» **Task requirements**: Images excluded, reproduce each line of the records exactly as it stands.

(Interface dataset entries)
[Start of section]

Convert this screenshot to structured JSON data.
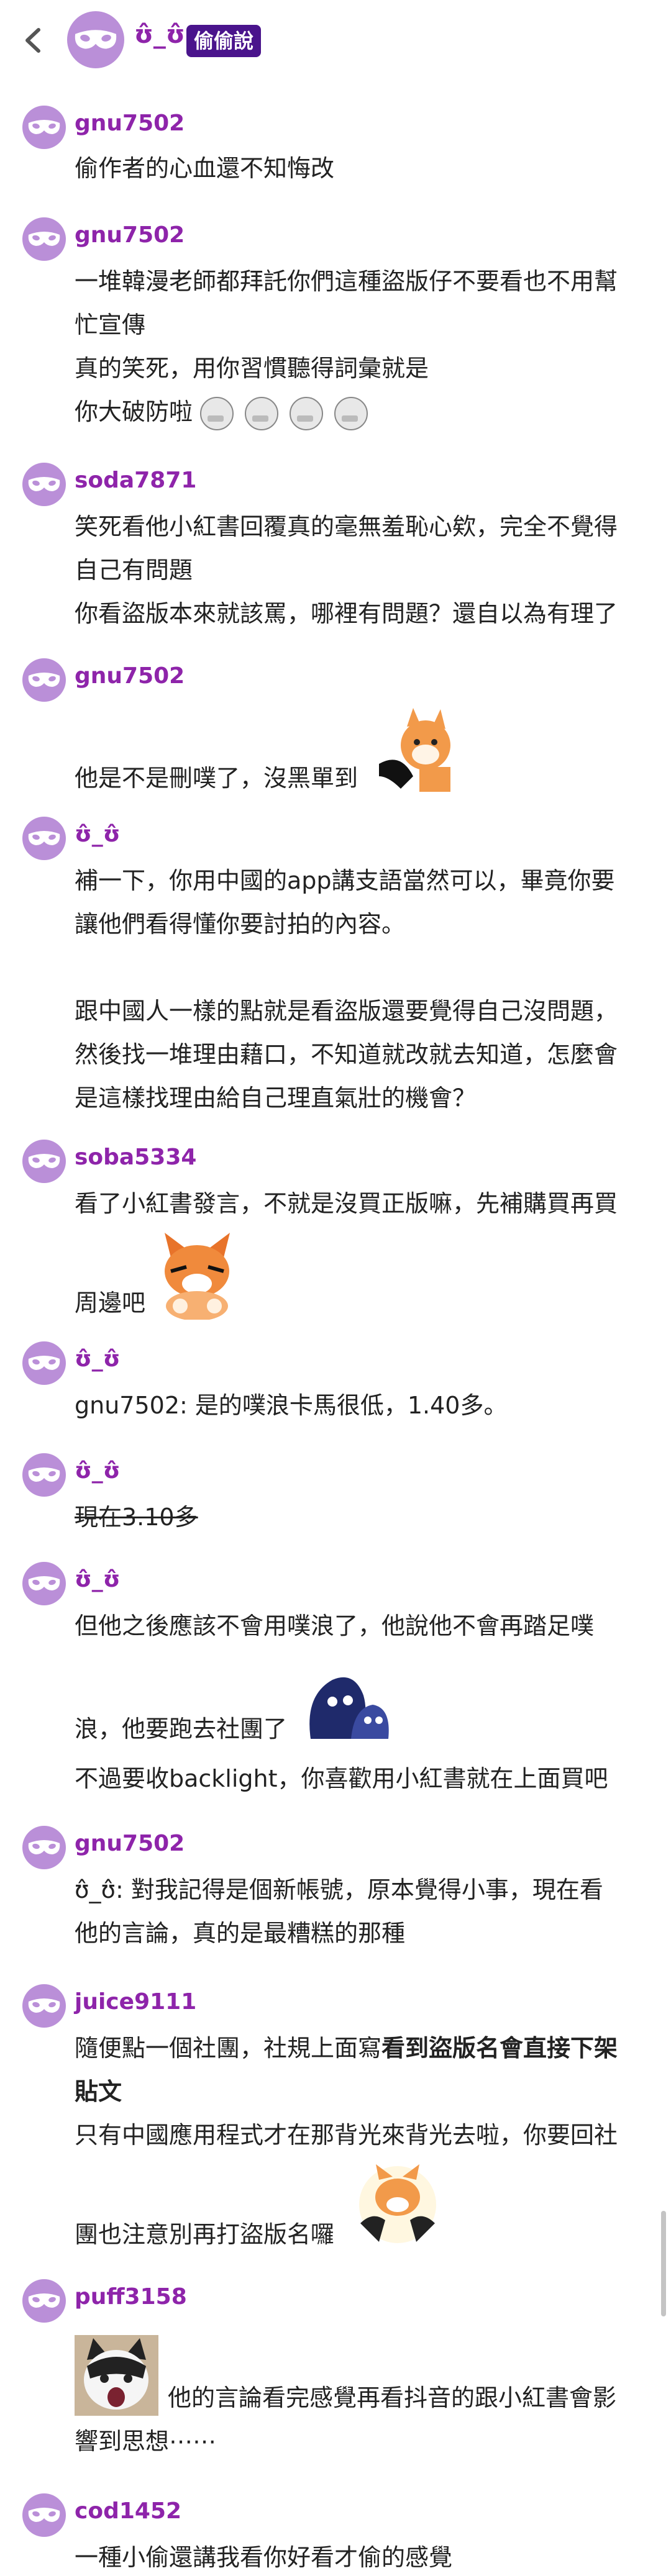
{
  "header": {
    "username": "ʊ̂_ʊ̂",
    "badge": "偷偷說"
  },
  "comments": [
    {
      "user": "gnu7502",
      "lines": [
        "偷作者的心血還不知悔改"
      ]
    },
    {
      "user": "gnu7502",
      "lines": [
        "一堆韓漫老師都拜託你們這種盜版仔不要看也不用幫",
        "忙宣傳",
        "真的笑死，用你習慣聽得詞彙就是",
        "你大破防啦"
      ]
    },
    {
      "user": "soda7871",
      "lines": [
        "笑死看他小紅書回覆真的毫無羞恥心欸，完全不覺得",
        "自己有問題",
        "你看盜版本來就該罵，哪裡有問題？還自以為有理了"
      ]
    },
    {
      "user": "gnu7502",
      "lines": [
        "他是不是刪噗了，沒黑單到"
      ]
    },
    {
      "user": "ʊ̂_ʊ̂",
      "lines": [
        "補一下，你用中國的app講支語當然可以，畢竟你要",
        "讓他們看得懂你要討拍的內容。",
        "跟中國人一樣的點就是看盜版還要覺得自己沒問題，",
        "然後找一堆理由藉口，不知道就改就去知道，怎麼會",
        "是這樣找理由給自己理直氣壯的機會？"
      ]
    },
    {
      "user": "soba5334",
      "lines": [
        "看了小紅書發言，不就是沒買正版嘛，先補購買再買",
        "周邊吧"
      ]
    },
    {
      "user": "ʊ̂_ʊ̂",
      "lines": [
        "gnu7502: 是的噗浪卡馬很低，1.40多。"
      ]
    },
    {
      "user": "ʊ̂_ʊ̂",
      "lines": [
        "現在3.10多"
      ]
    },
    {
      "user": "ʊ̂_ʊ̂",
      "lines": [
        "但他之後應該不會用噗浪了，他說他不會再踏足噗",
        "浪，他要跑去社團了",
        "不過要收backlight，你喜歡用小紅書就在上面買吧"
      ]
    },
    {
      "user": "gnu7502",
      "lines": [
        "ʊ̂_ʊ̂: 對我記得是個新帳號，原本覺得小事，現在看",
        "他的言論，真的是最糟糕的那種"
      ]
    },
    {
      "user": "juice9111",
      "lines": [
        "隨便點一個社團，社規上面寫",
        "看到盜版名會直接下架",
        "貼文",
        "只有中國應用程式才在那背光來背光去啦，你要回社",
        "團也注意別再打盜版名囉"
      ]
    },
    {
      "user": "puff3158",
      "lines": [
        "他的言論看完感覺再看抖音的跟小紅書會影",
        "響到思想⋯⋯"
      ]
    },
    {
      "user": "cod1452",
      "lines": [
        "一種小偷還講我看你好看才偷的感覺"
      ]
    }
  ]
}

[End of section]

» **Your solution**:
Convert this screenshot to structured JSON data.
{
  "header": {
    "username": "ʊ̂_ʊ̂",
    "badge": "偷偷說"
  },
  "comments": [
    {
      "user": "gnu7502",
      "lines": [
        "偷作者的心血還不知悔改"
      ]
    },
    {
      "user": "gnu7502",
      "lines": [
        "一堆韓漫老師都拜託你們這種盜版仔不要看也不用幫",
        "忙宣傳",
        "真的笑死，用你習慣聽得詞彙就是",
        "你大破防啦"
      ]
    },
    {
      "user": "soda7871",
      "lines": [
        "笑死看他小紅書回覆真的毫無羞恥心欸，完全不覺得",
        "自己有問題",
        "你看盜版本來就該罵，哪裡有問題？還自以為有理了"
      ]
    },
    {
      "user": "gnu7502",
      "lines": [
        "他是不是刪噗了，沒黑單到"
      ]
    },
    {
      "user": "ʊ̂_ʊ̂",
      "lines": [
        "補一下，你用中國的app講支語當然可以，畢竟你要",
        "讓他們看得懂你要討拍的內容。",
        "跟中國人一樣的點就是看盜版還要覺得自己沒問題，",
        "然後找一堆理由藉口，不知道就改就去知道，怎麼會",
        "是這樣找理由給自己理直氣壯的機會？"
      ]
    },
    {
      "user": "soba5334",
      "lines": [
        "看了小紅書發言，不就是沒買正版嘛，先補購買再買",
        "周邊吧"
      ]
    },
    {
      "user": "ʊ̂_ʊ̂",
      "lines": [
        "gnu7502: 是的噗浪卡馬很低，1.40多。"
      ]
    },
    {
      "user": "ʊ̂_ʊ̂",
      "lines": [
        "現在3.10多"
      ]
    },
    {
      "user": "ʊ̂_ʊ̂",
      "lines": [
        "但他之後應該不會用噗浪了，他說他不會再踏足噗",
        "浪，他要跑去社團了",
        "不過要收backlight，你喜歡用小紅書就在上面買吧"
      ]
    },
    {
      "user": "gnu7502",
      "lines": [
        "ʊ̂_ʊ̂: 對我記得是個新帳號，原本覺得小事，現在看",
        "他的言論，真的是最糟糕的那種"
      ]
    },
    {
      "user": "juice9111",
      "lines": [
        "隨便點一個社團，社規上面寫",
        "看到盜版名會直接下架",
        "貼文",
        "只有中國應用程式才在那背光來背光去啦，你要回社",
        "團也注意別再打盜版名囉"
      ]
    },
    {
      "user": "puff3158",
      "lines": [
        "他的言論看完感覺再看抖音的跟小紅書會影",
        "響到思想⋯⋯"
      ]
    },
    {
      "user": "cod1452",
      "lines": [
        "一種小偷還講我看你好看才偷的感覺"
      ]
    }
  ]
}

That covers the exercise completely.